• ASSIGNMENT
Consider the data that follows and state how many lines contain the string "structured", using the number alone.

[Dataset rows describing interfaces]
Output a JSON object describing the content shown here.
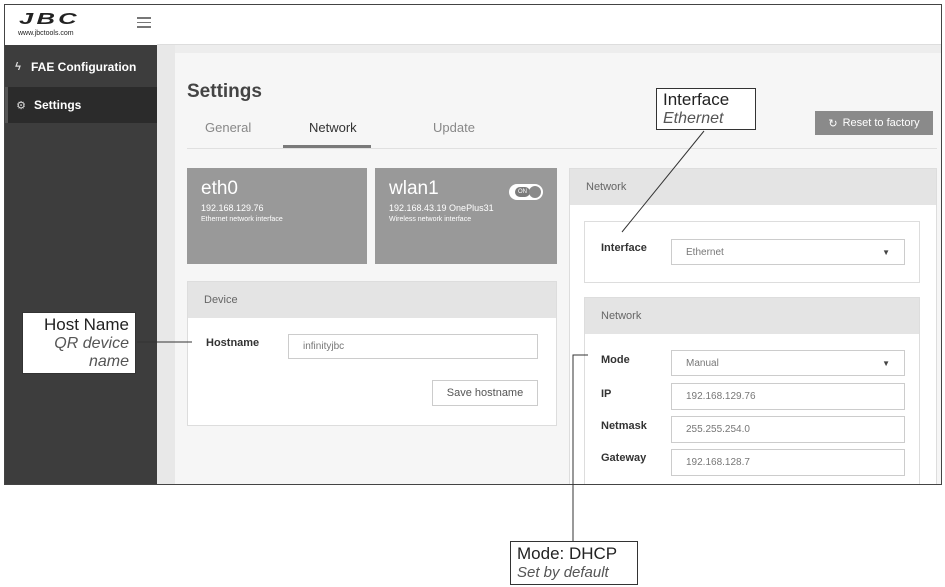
{
  "brand": {
    "url": "www.jbctools.com"
  },
  "sidebar": {
    "items": [
      {
        "label": "FAE Configuration",
        "icon": "bolt-icon"
      },
      {
        "label": "Settings",
        "icon": "gear-icon"
      }
    ]
  },
  "page": {
    "title": "Settings",
    "tabs": [
      "General",
      "Network",
      "Update"
    ],
    "active_tab": "Network",
    "reset_label": "Reset to factory"
  },
  "interfaces": [
    {
      "name": "eth0",
      "ip": "192.168.129.76",
      "desc": "Ethernet network interface"
    },
    {
      "name": "wlan1",
      "ip": "192.168.43.19 OnePlus31",
      "desc": "Wireless network interface",
      "toggle": "ON"
    }
  ],
  "device": {
    "heading": "Device",
    "hostname_label": "Hostname",
    "hostname_value": "infinityjbc",
    "save_label": "Save hostname"
  },
  "network": {
    "heading": "Network",
    "interface_label": "Interface",
    "interface_value": "Ethernet",
    "sub_heading": "Network",
    "mode_label": "Mode",
    "mode_value": "Manual",
    "ip_label": "IP",
    "ip_value": "192.168.129.76",
    "netmask_label": "Netmask",
    "netmask_value": "255.255.254.0",
    "gateway_label": "Gateway",
    "gateway_value": "192.168.128.7"
  },
  "callouts": {
    "interface": {
      "title": "Interface",
      "sub": "Ethernet"
    },
    "hostname": {
      "title": "Host Name",
      "sub1": "QR device",
      "sub2": "name"
    },
    "mode": {
      "title": "Mode: DHCP",
      "sub": "Set by default"
    }
  },
  "colors": {
    "sidebar": "#3d3d3d",
    "card": "#999999",
    "accent": "#8a8a8a"
  }
}
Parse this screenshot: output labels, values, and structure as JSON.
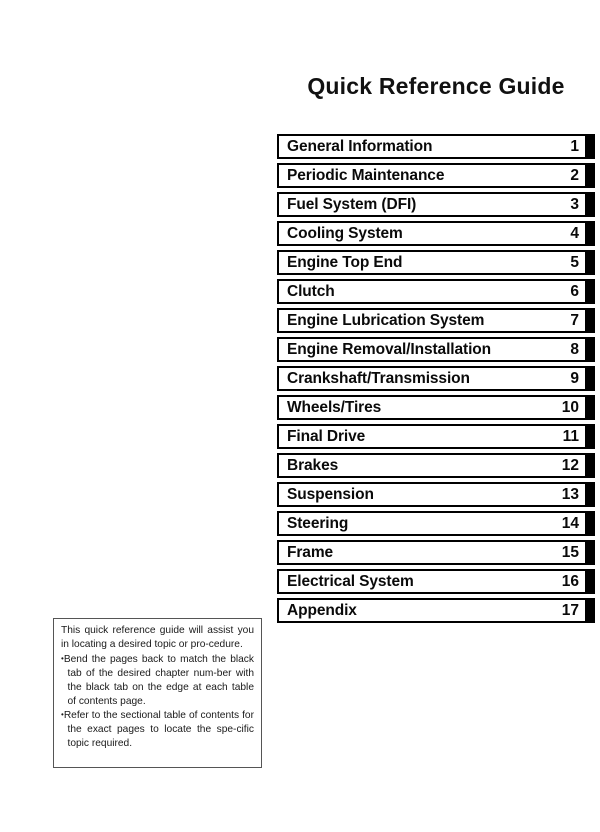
{
  "page": {
    "title": "Quick Reference Guide"
  },
  "chapters": [
    {
      "label": "General Information",
      "number": "1"
    },
    {
      "label": "Periodic Maintenance",
      "number": "2"
    },
    {
      "label": "Fuel System (DFI)",
      "number": "3"
    },
    {
      "label": "Cooling System",
      "number": "4"
    },
    {
      "label": "Engine Top End",
      "number": "5"
    },
    {
      "label": "Clutch",
      "number": "6"
    },
    {
      "label": "Engine Lubrication System",
      "number": "7"
    },
    {
      "label": "Engine Removal/Installation",
      "number": "8"
    },
    {
      "label": "Crankshaft/Transmission",
      "number": "9"
    },
    {
      "label": "Wheels/Tires",
      "number": "10"
    },
    {
      "label": "Final Drive",
      "number": "11"
    },
    {
      "label": "Brakes",
      "number": "12"
    },
    {
      "label": "Suspension",
      "number": "13"
    },
    {
      "label": "Steering",
      "number": "14"
    },
    {
      "label": "Frame",
      "number": "15"
    },
    {
      "label": "Electrical System",
      "number": "16"
    },
    {
      "label": "Appendix",
      "number": "17"
    }
  ],
  "note": {
    "intro": "This quick reference guide will assist you in locating a desired topic or pro-cedure.",
    "bullets": [
      "Bend the pages back to match the black tab of the desired chapter num-ber with the black tab on the edge at each table of contents page.",
      "Refer to the sectional table of contents for the exact pages to locate the spe-cific topic required."
    ]
  },
  "colors": {
    "ink": "#000000",
    "tab": "#000000",
    "note_border": "#555555",
    "paper": "#ffffff"
  }
}
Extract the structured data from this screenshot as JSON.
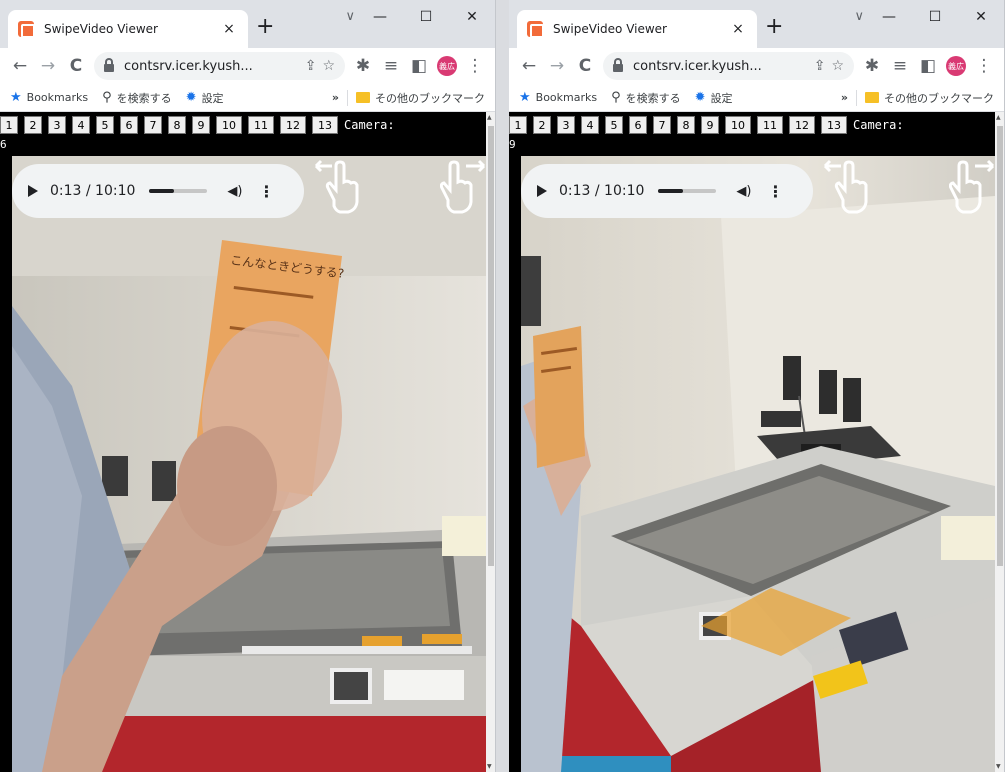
{
  "windows": [
    {
      "tab_title": "SwipeVideo Viewer",
      "url": "contsrv.icer.kyush...",
      "camera_label": "Camera:",
      "camera_value": "6",
      "player": {
        "time": "0:13 / 10:10",
        "progress": 0.021,
        "volume": 1.0
      },
      "scene": "hand"
    },
    {
      "tab_title": "SwipeVideo Viewer",
      "url": "contsrv.icer.kyush...",
      "camera_label": "Camera:",
      "camera_value": "9",
      "player": {
        "time": "0:13 / 10:10",
        "progress": 0.021,
        "volume": 1.0
      },
      "scene": "machine"
    }
  ],
  "new_tab": "+",
  "tab_close": "×",
  "window_controls": {
    "search": "∨",
    "minimize": "—",
    "maximize": "☐",
    "close": "✕"
  },
  "toolbar": {
    "back": "←",
    "forward": "→",
    "reload": "C",
    "avatar_text": "義広"
  },
  "bookmarks": {
    "bookmarks_label": "Bookmarks",
    "search_label": "を検索する",
    "settings_label": "設定",
    "overflow": "»",
    "other_label": "その他のブックマーク"
  },
  "camera_buttons": [
    "1",
    "2",
    "3",
    "4",
    "5",
    "6",
    "7",
    "8",
    "9",
    "10",
    "11",
    "12",
    "13"
  ],
  "card_text": {
    "heading": "こんなときどうする?"
  },
  "colors": {
    "accent": "#1a73e8",
    "favicon": "#f26b3a",
    "avatar": "#d93a73",
    "folder": "#f6c026",
    "machine_red": "#b3262c"
  }
}
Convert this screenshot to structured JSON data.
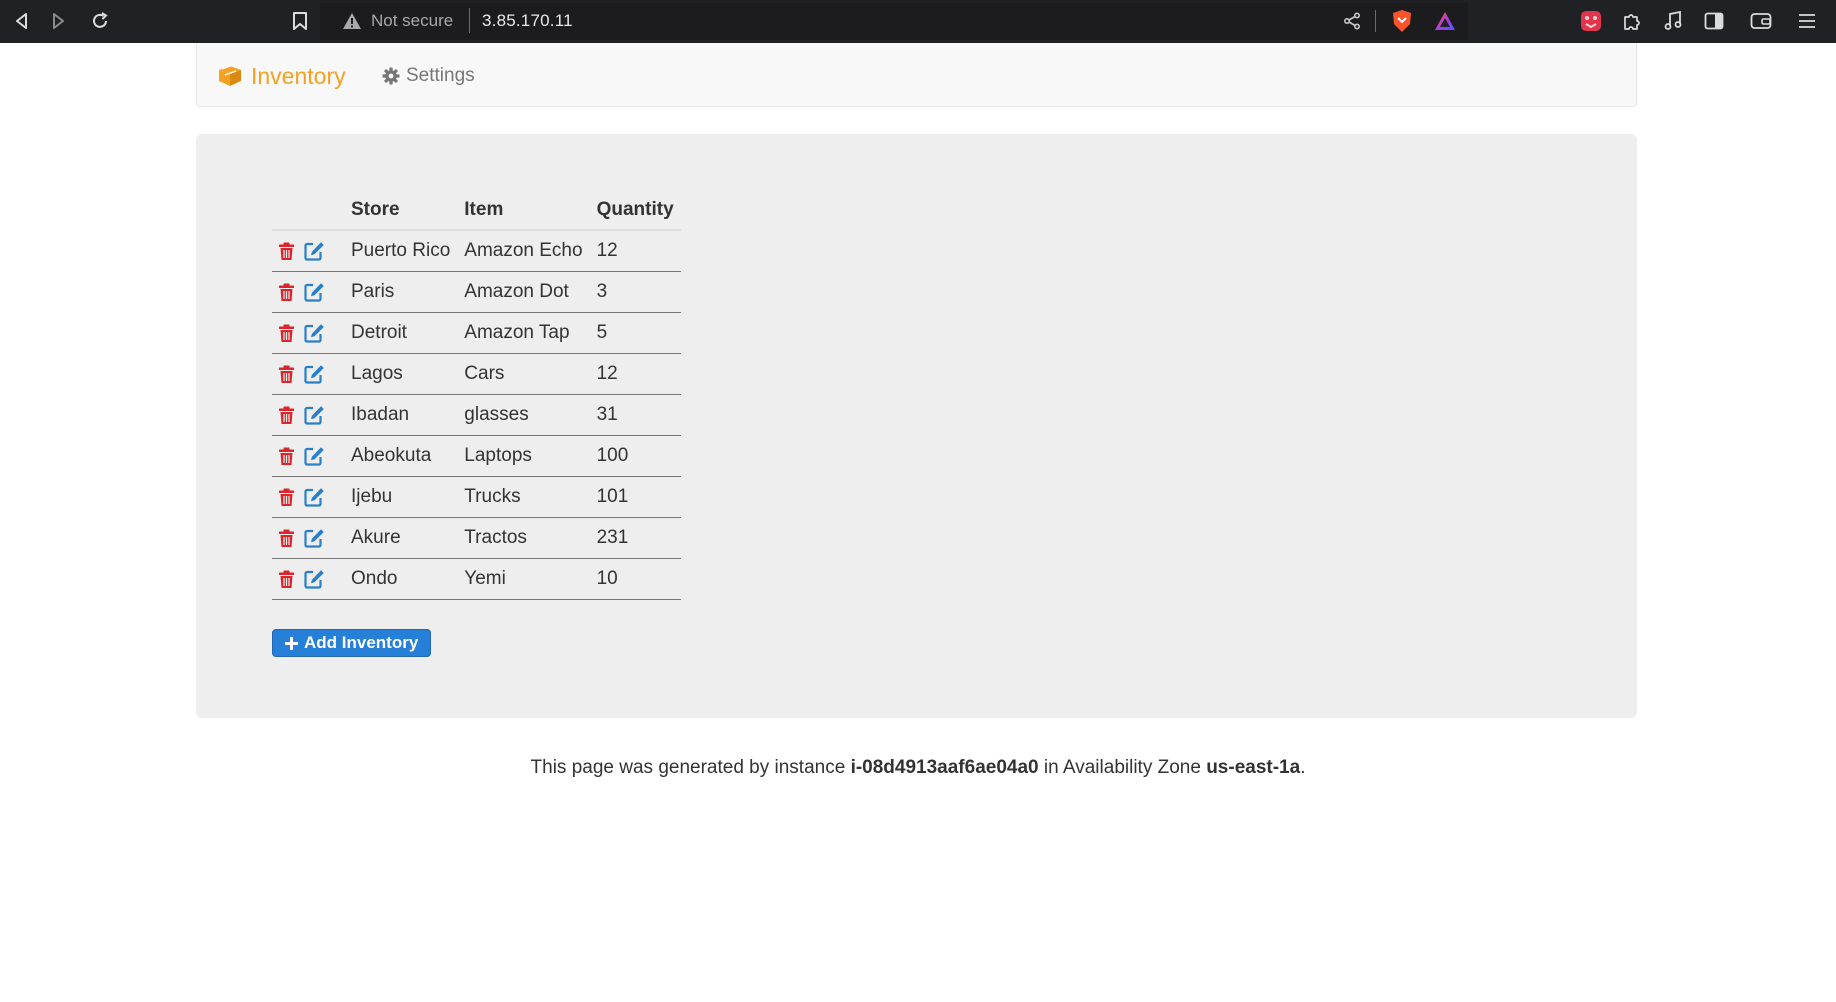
{
  "browser": {
    "security_label": "Not secure",
    "url": "3.85.170.11",
    "accent_colors": {
      "brave": "#fb542b",
      "rewards": "#a13bf3",
      "wallet_ext": "#e0354b"
    }
  },
  "navbar": {
    "brand_label": "Inventory",
    "brand_icon": "cubes-icon",
    "settings_label": "Settings",
    "settings_icon": "gear-icon",
    "brand_color": "#f5a021"
  },
  "table": {
    "columns": [
      "Store",
      "Item",
      "Quantity"
    ],
    "rows": [
      {
        "store": "Puerto Rico",
        "item": "Amazon Echo",
        "quantity": "12"
      },
      {
        "store": "Paris",
        "item": "Amazon Dot",
        "quantity": "3"
      },
      {
        "store": "Detroit",
        "item": "Amazon Tap",
        "quantity": "5"
      },
      {
        "store": "Lagos",
        "item": "Cars",
        "quantity": "12"
      },
      {
        "store": "Ibadan",
        "item": "glasses",
        "quantity": "31"
      },
      {
        "store": "Abeokuta",
        "item": "Laptops",
        "quantity": "100"
      },
      {
        "store": "Ijebu",
        "item": "Trucks",
        "quantity": "101"
      },
      {
        "store": "Akure",
        "item": "Tractos",
        "quantity": "231"
      },
      {
        "store": "Ondo",
        "item": "Yemi",
        "quantity": "10"
      }
    ],
    "delete_icon": "trash-icon",
    "edit_icon": "edit-icon",
    "delete_color": "#d9262c",
    "edit_color": "#2a7fc9"
  },
  "add_button": {
    "label": "Add Inventory",
    "icon": "plus-icon",
    "color": "#2680d8"
  },
  "footer": {
    "prefix": "This page was generated by instance ",
    "instance_id": "i-08d4913aaf6ae04a0",
    "middle": " in Availability Zone ",
    "zone": "us-east-1a",
    "suffix": "."
  }
}
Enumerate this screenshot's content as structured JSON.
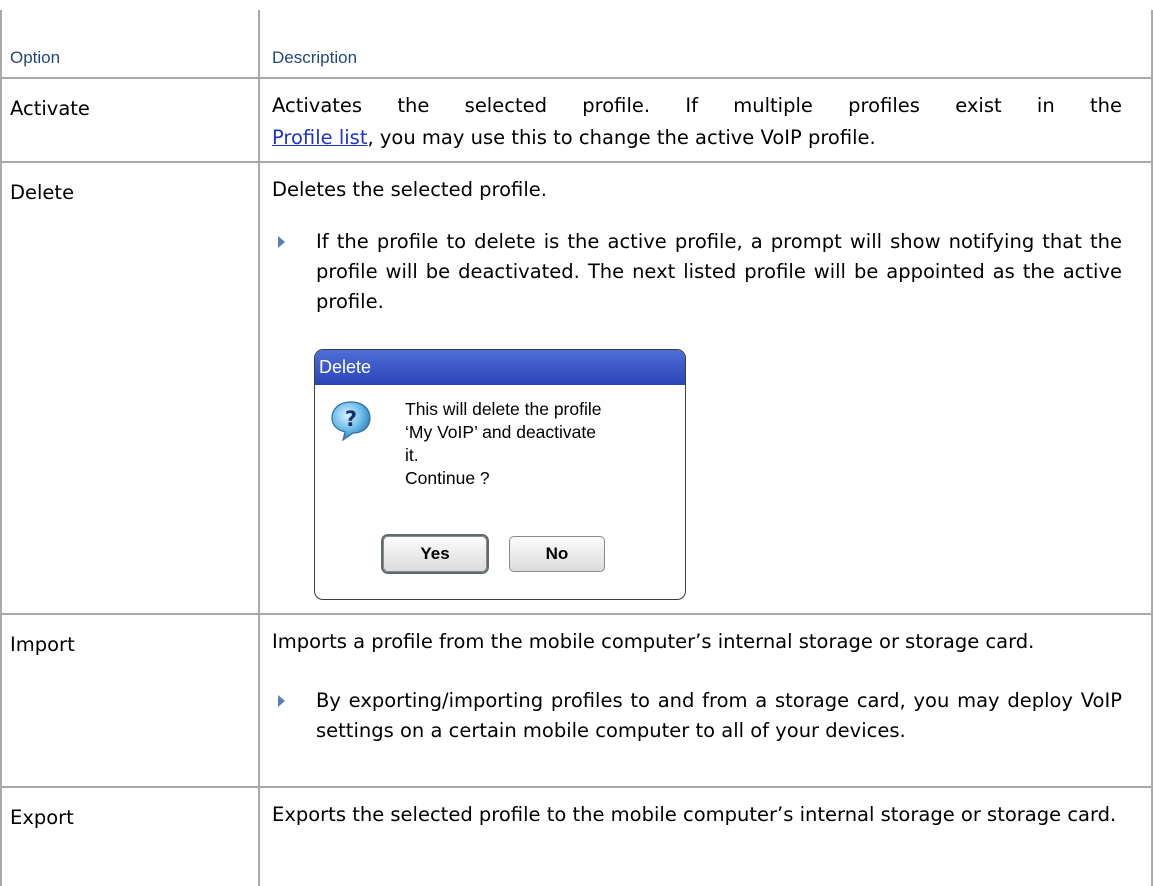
{
  "table": {
    "headers": {
      "option": "Option",
      "description": "Description"
    },
    "rows": [
      {
        "option": "Activate",
        "desc_before_link": "Activates the selected profile. If multiple profiles exist in the",
        "link_text": "Profile list",
        "desc_after_link": ", you may use this to change the active VoIP profile."
      },
      {
        "option": "Delete",
        "description": "Deletes the selected profile.",
        "bullet": "If the profile to delete is the active profile, a prompt will show notifying that the profile will be deactivated. The next listed profile will be appointed as the active profile."
      },
      {
        "option": "Import",
        "description": "Imports a profile from the mobile computer’s internal storage or storage card.",
        "bullet": "By exporting/importing profiles to and from a storage card, you may deploy VoIP settings on a certain mobile computer to all of your devices."
      },
      {
        "option": "Export",
        "description": "Exports the selected profile to the mobile computer’s internal storage or storage card."
      }
    ]
  },
  "dialog": {
    "title": "Delete",
    "message": "This will delete the profile\n‘My VoIP’ and deactivate\nit.\nContinue ?",
    "yes_label": "Yes",
    "no_label": "No",
    "icon": "question-icon"
  },
  "colors": {
    "header_text": "#1f4a78",
    "grid_line": "#a9a9a9",
    "dialog_title_bar": "#3452c4",
    "link": "#1f34c8"
  }
}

• EXERCISE ANSWER
3